Richard Gallagher, a board-certified psychiatrist and a professor of clinical psychiatry at New York Medical College, writes in the Washington Post about his consultations on exorcisms.
I’m glad they just let him write it instead of filtering his story through some biased reporter.
I’m a man of science and a lover of history; after studying the classics at Princeton, I trained in psychiatry at Yale and in psychoanalysis at Columbia. That background is why a Catholic priest had asked my professional opinion, which I offered pro bono, about whether this woman was suffering from a mental disorder. This was at the height of the national panic about Satanism. (In a case that helped induce the hysteria, Virginia McMartin and others had recently been charged with alleged Satanic ritual abuse at a Los Angeles preschool; the charges were later dropped.) So I was inclined to skepticism. But my subject’s behavior exceeded what I could explain with my training. She could tell some people their secret weaknesses, such as undue pride. She knew how individuals she’d never known had died, including my mother and her fatal case of ovarian cancer. Six people later vouched to me that, during her exorcisms, they heard her speaking multiple languages, including Latin, completely unfamiliar to her outside of her trances. This was not psychosis; it was what I can only describe as paranormal ability. I concluded that she was possessed. Much later, she permitted me to tell her story.
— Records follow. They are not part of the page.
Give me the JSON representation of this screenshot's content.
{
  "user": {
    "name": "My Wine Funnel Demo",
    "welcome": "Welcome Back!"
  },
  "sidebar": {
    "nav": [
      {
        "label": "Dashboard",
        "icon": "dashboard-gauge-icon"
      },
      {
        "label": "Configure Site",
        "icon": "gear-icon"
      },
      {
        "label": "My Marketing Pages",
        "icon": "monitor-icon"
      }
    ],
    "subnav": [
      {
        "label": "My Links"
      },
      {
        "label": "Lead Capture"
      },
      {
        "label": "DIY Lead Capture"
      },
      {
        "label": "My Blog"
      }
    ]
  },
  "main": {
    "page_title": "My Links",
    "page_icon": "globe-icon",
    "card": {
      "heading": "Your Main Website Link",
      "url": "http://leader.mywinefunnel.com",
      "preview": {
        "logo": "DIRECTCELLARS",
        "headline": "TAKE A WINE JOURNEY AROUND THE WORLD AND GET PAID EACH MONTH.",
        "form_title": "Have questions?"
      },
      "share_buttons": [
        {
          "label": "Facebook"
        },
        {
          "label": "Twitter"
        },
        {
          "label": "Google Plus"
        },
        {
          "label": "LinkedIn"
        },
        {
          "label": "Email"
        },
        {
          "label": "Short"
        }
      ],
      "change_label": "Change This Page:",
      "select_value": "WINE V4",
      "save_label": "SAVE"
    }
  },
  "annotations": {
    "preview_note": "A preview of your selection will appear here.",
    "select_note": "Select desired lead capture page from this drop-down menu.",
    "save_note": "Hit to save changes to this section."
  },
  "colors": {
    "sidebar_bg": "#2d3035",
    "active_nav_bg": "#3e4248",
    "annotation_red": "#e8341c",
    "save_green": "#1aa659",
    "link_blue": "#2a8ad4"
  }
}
The priest who had asked for my opinion of this bizarre case was the most experienced exorcist in the country at the time, an erudite and sensible man. I had told him that, even as a practicing Catholic, I wasn’t likely to go in for a lot of hocus-pocus. “Well,” he replied, “unless we thought you were not easily fooled, we would hardly have wanted you to assist us.”